Suboxone Injuries Our Clients Are Reporting

Since our law firm begin taking Suboxone lawsuits, our phones have been ringing off the hook with victims who believe they have bene injured by Suboxone.  Here are the injuries they are reporting:

  • Dry Mouth: A notable side effect of Suboxone is reduced saliva production, which can intensify the risk of tooth decay due to decreased natural oral protection.
  • Tooth Erosion: There’s a potential for enamel erosion with Suboxone use, leaving teeth more susceptible to decay and sensitivity.
  • Severe Tooth Decay: A critical concern where users report cavities and extensive damage to their teeth.
  • Oral Infections: There’s an increased risk of developing infections in the mouth, which could lead to more serious dental complications if left untreated.
  • Brittle Teeth: Prolonged use of Suboxone might contribute to the weakening of teeth, making them more prone to cracks and fractures.
  • Gum Problems: The use of Suboxone might lead to an increased risk of gum-related diseases, adversely affecting overall dental health.

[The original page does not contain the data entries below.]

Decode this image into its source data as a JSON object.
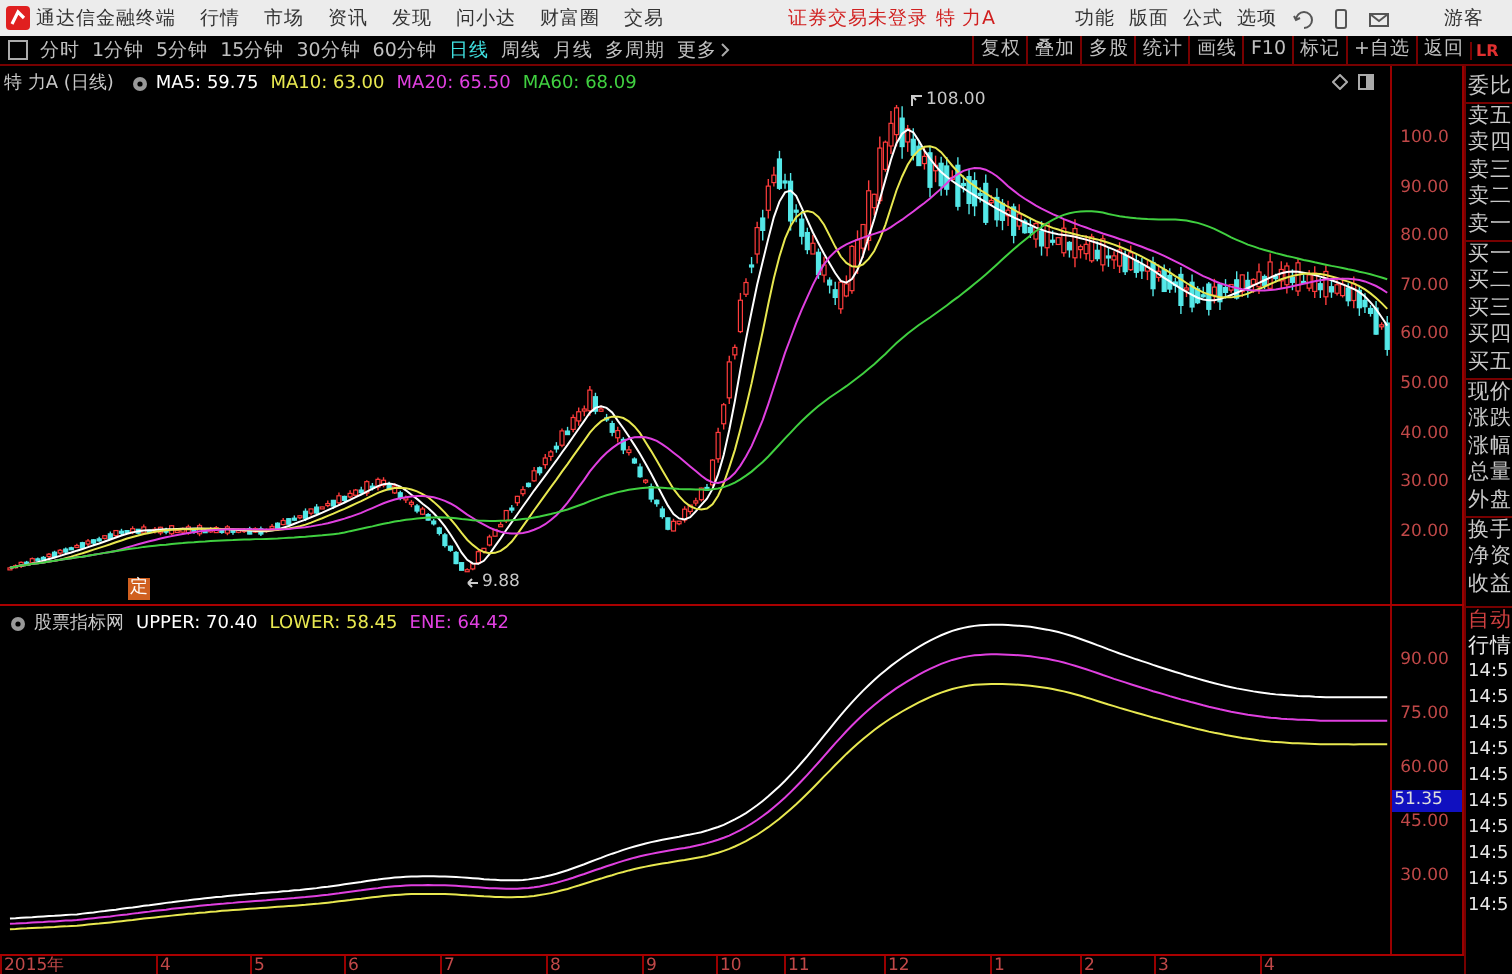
{
  "menubar": {
    "app_title": "通达信金融终端",
    "menus": [
      "行情",
      "市场",
      "资讯",
      "发现",
      "问小达",
      "财富圈",
      "交易"
    ],
    "notice": "证券交易未登录",
    "stock": "特 力A",
    "tools": [
      "功能",
      "版面",
      "公式",
      "选项"
    ],
    "user": "游客"
  },
  "period_tabs": [
    {
      "label": "分时",
      "selected": false
    },
    {
      "label": "1分钟",
      "selected": false
    },
    {
      "label": "5分钟",
      "selected": false
    },
    {
      "label": "15分钟",
      "selected": false
    },
    {
      "label": "30分钟",
      "selected": false
    },
    {
      "label": "60分钟",
      "selected": false
    },
    {
      "label": "日线",
      "selected": true
    },
    {
      "label": "周线",
      "selected": false
    },
    {
      "label": "月线",
      "selected": false
    },
    {
      "label": "多周期",
      "selected": false
    },
    {
      "label": "更多",
      "selected": false
    }
  ],
  "chart_tools": [
    "复权",
    "叠加",
    "多股",
    "统计",
    "画线",
    "F10",
    "标记",
    "+自选",
    "返回"
  ],
  "panel_header": [
    "L",
    "R"
  ],
  "price_chart": {
    "title": "特 力A (日线)",
    "legend": [
      {
        "label": "MA5: 59.75",
        "color": "#ffffff"
      },
      {
        "label": "MA10: 63.00",
        "color": "#e8e850"
      },
      {
        "label": "MA20: 65.50",
        "color": "#e040e0"
      },
      {
        "label": "MA60: 68.09",
        "color": "#40d040"
      }
    ],
    "high_label": "108.00",
    "low_label": "9.88",
    "marker": "定",
    "yticks": [
      "100.0",
      "90.00",
      "80.00",
      "70.00",
      "60.00",
      "50.00",
      "40.00",
      "30.00",
      "20.00"
    ]
  },
  "quote_fields": [
    "委比",
    "卖五",
    "卖四",
    "卖三",
    "卖二",
    "卖一",
    "买一",
    "买二",
    "买三",
    "买四",
    "买五",
    "现价",
    "涨跌",
    "涨幅",
    "总量",
    "外盘",
    "换手",
    "净资",
    "收益"
  ],
  "indicator": {
    "name": "股票指标网",
    "legend": [
      {
        "label": "UPPER: 70.40",
        "color": "#ffffff"
      },
      {
        "label": "LOWER: 58.45",
        "color": "#e8e850"
      },
      {
        "label": "ENE: 64.42",
        "color": "#e040e0"
      }
    ],
    "yticks": [
      "90.00",
      "75.00",
      "60.00",
      "45.00",
      "30.00"
    ],
    "current_value": "51.35"
  },
  "tick_panel": {
    "mode": "自动",
    "title": "行情",
    "times": [
      "14:5",
      "14:5",
      "14:5",
      "14:5",
      "14:5",
      "14:5",
      "14:5",
      "14:5",
      "14:5",
      "14:5"
    ]
  },
  "xaxis": [
    "2015年",
    "4",
    "5",
    "6",
    "7",
    "8",
    "9",
    "10",
    "11",
    "12",
    "1",
    "2",
    "3",
    "4"
  ]
}
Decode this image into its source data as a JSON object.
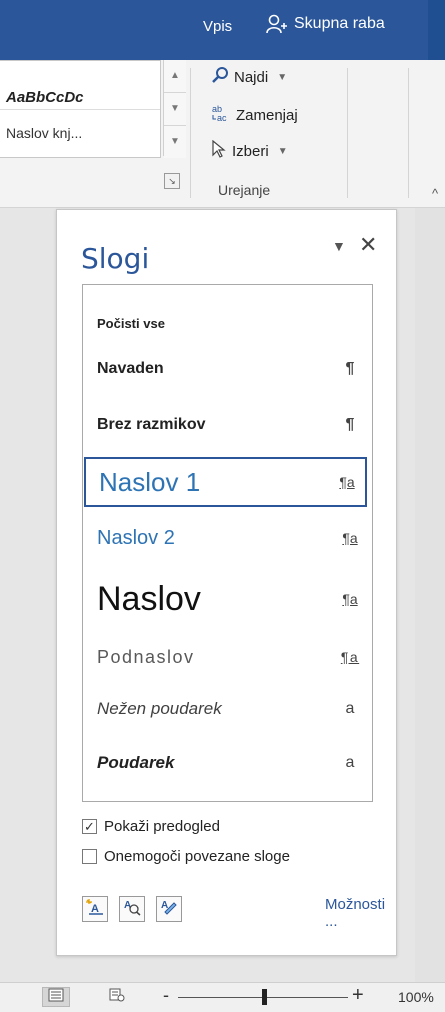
{
  "titlebar": {
    "tab_vpis": "Vpis",
    "share_label": "Skupna raba",
    "color": "#2b579a"
  },
  "ribbon": {
    "gallery": {
      "row1": "AaBbCcDc",
      "row2": "Naslov knj..."
    },
    "editing": {
      "find": "Najdi",
      "replace": "Zamenjaj",
      "select": "Izberi",
      "group_label": "Urejanje"
    }
  },
  "pane": {
    "title": "Slogi",
    "styles": [
      {
        "label": "Počisti vse",
        "mark": ""
      },
      {
        "label": "Navaden",
        "mark": "¶"
      },
      {
        "label": "Brez razmikov",
        "mark": "¶"
      },
      {
        "label": "Naslov 1",
        "mark": "¶a"
      },
      {
        "label": "Naslov 2",
        "mark": "¶a"
      },
      {
        "label": "Naslov",
        "mark": "¶a"
      },
      {
        "label": "Podnaslov",
        "mark": "¶a"
      },
      {
        "label": "Nežen poudarek",
        "mark": "a"
      },
      {
        "label": "Poudarek",
        "mark": "a"
      }
    ],
    "selected_style": "Naslov 1",
    "show_preview": {
      "label": "Pokaži predogled",
      "checked": true
    },
    "disable_linked": {
      "label": "Onemogoči povezane sloge",
      "checked": false
    },
    "options_link": "Možnosti ..."
  },
  "statusbar": {
    "zoom_level": "100%",
    "zoom_minus": "-",
    "zoom_plus": "+"
  }
}
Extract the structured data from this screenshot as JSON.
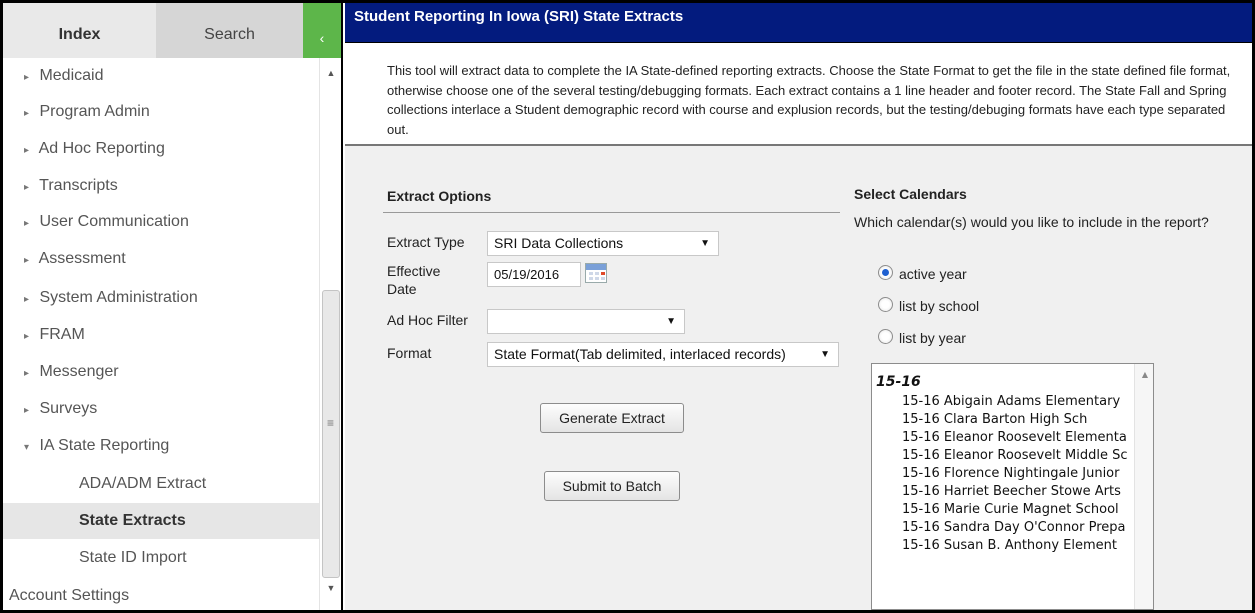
{
  "nav": {
    "tabs": {
      "index": "Index",
      "search": "Search",
      "collapse": "‹"
    },
    "items": [
      {
        "label": "Medicaid",
        "arrow": "▸"
      },
      {
        "label": "Program Admin",
        "arrow": "▸"
      },
      {
        "label": "Ad Hoc Reporting",
        "arrow": "▸"
      },
      {
        "label": "Transcripts",
        "arrow": "▸"
      },
      {
        "label": "User Communication",
        "arrow": "▸"
      },
      {
        "label": "Assessment",
        "arrow": "▸"
      },
      {
        "label": "System Administration",
        "arrow": "▸"
      },
      {
        "label": "FRAM",
        "arrow": "▸"
      },
      {
        "label": "Messenger",
        "arrow": "▸"
      },
      {
        "label": "Surveys",
        "arrow": "▸"
      },
      {
        "label": "IA State Reporting",
        "arrow": "▾"
      }
    ],
    "sub_items": [
      "ADA/ADM Extract",
      "State Extracts",
      "State ID Import"
    ],
    "account_settings": "Account Settings"
  },
  "main": {
    "title": "Student Reporting In Iowa (SRI) State Extracts",
    "description": "This tool will extract data to complete the IA State-defined reporting extracts. Choose the State Format to get the file in the state defined file format, otherwise choose one of the several testing/debugging formats. Each extract contains a 1 line header and footer record. The State Fall and Spring collections interlace a Student demographic record with course and explusion records, but the testing/debuging formats have each type separated out."
  },
  "extract_options": {
    "title": "Extract Options",
    "extract_type_label": "Extract Type",
    "extract_type_value": "SRI Data Collections",
    "effective_date_label": "Effective Date",
    "effective_date_value": "05/19/2016",
    "ad_hoc_filter_label": "Ad Hoc Filter",
    "ad_hoc_filter_value": "",
    "format_label": "Format",
    "format_value": "State Format(Tab delimited, interlaced records)",
    "generate_button": "Generate Extract",
    "submit_button": "Submit to Batch"
  },
  "calendars": {
    "title": "Select Calendars",
    "question": "Which calendar(s) would you like to include in the report?",
    "options": [
      "active year",
      "list by school",
      "list by year"
    ],
    "selected": "active year",
    "group": "15-16",
    "list": [
      "15-16 Abigain Adams Elementary",
      "15-16 Clara Barton High Sch",
      "15-16 Eleanor Roosevelt Elementa",
      "15-16 Eleanor Roosevelt Middle Sc",
      "15-16 Florence Nightingale Junior",
      "15-16 Harriet Beecher Stowe Arts",
      "15-16 Marie Curie Magnet School",
      "15-16 Sandra Day O'Connor Prepa",
      "15-16 Susan B. Anthony Element"
    ]
  },
  "colors": {
    "title_bar": "#031b7e",
    "collapse_green": "#5db64a",
    "radio_selected": "#1d5fd0"
  }
}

Suboxone Tooth Decay Lawsuits

An increasing number of nationwide lawsuits are being filed against Suboxone manufacturers, alleging wrongful and negligent conduct in various aspects of the drug’s development, design, testing, labeling, packaging, promotion, advertising, marketing, distribution, and sales.

These legal actions specifically claim that the manufacturers had prior knowledge or should have been aware that Suboxone, as prescribed, leads to harmful dental damage due to the acidic nature of buprenorphine. Despite this awareness, the lawsuit contends that the manufacturers initially marketed and sold Suboxone without providing warnings regarding the risks of tooth decay.

In January 2022, the FDA released a public safety announcement highlighting the risks of tooth decay linked to Suboxone. Only after this warning was issued did the Suboxone makers update the drug’s label to include information about the potential risk of tooth decay. This failure to warn adequately, despite prior knowledge, constitutes a clear example of negligence, making the manufacturers’ liability challenging to dispute.

Defendants in the Suboxone Lawsuits

The central defendant in the Suboxone legal cases is Indivior, Inc., a pharmaceutical firm responsible for manufacturing and marketing Suboxone. Indivior specializes in developing drugs for treating opioid dependency, with Suboxone being a prominent product in their portfolio. Initially, Indivior was a division of the British pharmaceutical company Reckitt Benckiser (Reckitt). However, in 2014, Reckitt separated Indivior, along with its rapidly expanding opioid addiction treatment segment, forming a new publicly traded company.

The Suboxone tooth decay lawsuits typically list Indivior, Reckitt, and their various U.S. operating entities as defendants. Indivior, being a publicly traded entity listed on the London Stock Exchange and well-financed, is expected to bear primary responsibility for the Suboxone-related liabilities. However, Indivior has faced legal issues in the past. In 2019, the company was indicted by the Department of Justice for false marketing claims and a scheme aimed at steering patients toward doctors likely to prescribe Suboxone.

Another significant defendant in the Suboxone lawsuits is Aquestive Therapeutics Inc., a pharmaceutical company headquartered in New Jersey. Aquestive collaborated with Indivior in the development of Suboxone.

Estimated Settlement Value of Suboxone Lawsuits

Our attorneys currently project the potential settlement range for Suboxone tooth decay lawsuits to fall between $50,000 and $150,000. However, this estimation is solely for settlement purposes. In the event these Suboxone cases proceed to trial, the potential payout from a verdict might significantly increase, potentially involving punitive damages. We believe that if Suboxone cases were to reach trial, the potential value could surpass $1 million.

This forecast is admittedly premature. The Suboxone tooth decay litigation is still in its nascent stages, making it challenging to predict definitive settlement amounts accurately. Describing this estimate as speculation wouldn’t be entirely unfair. Yet, if these tooth decay lawsuits demonstrate success, given the justifiability of a warning and substantial evidence supporting causation, we can reasonably gauge their potential payout value.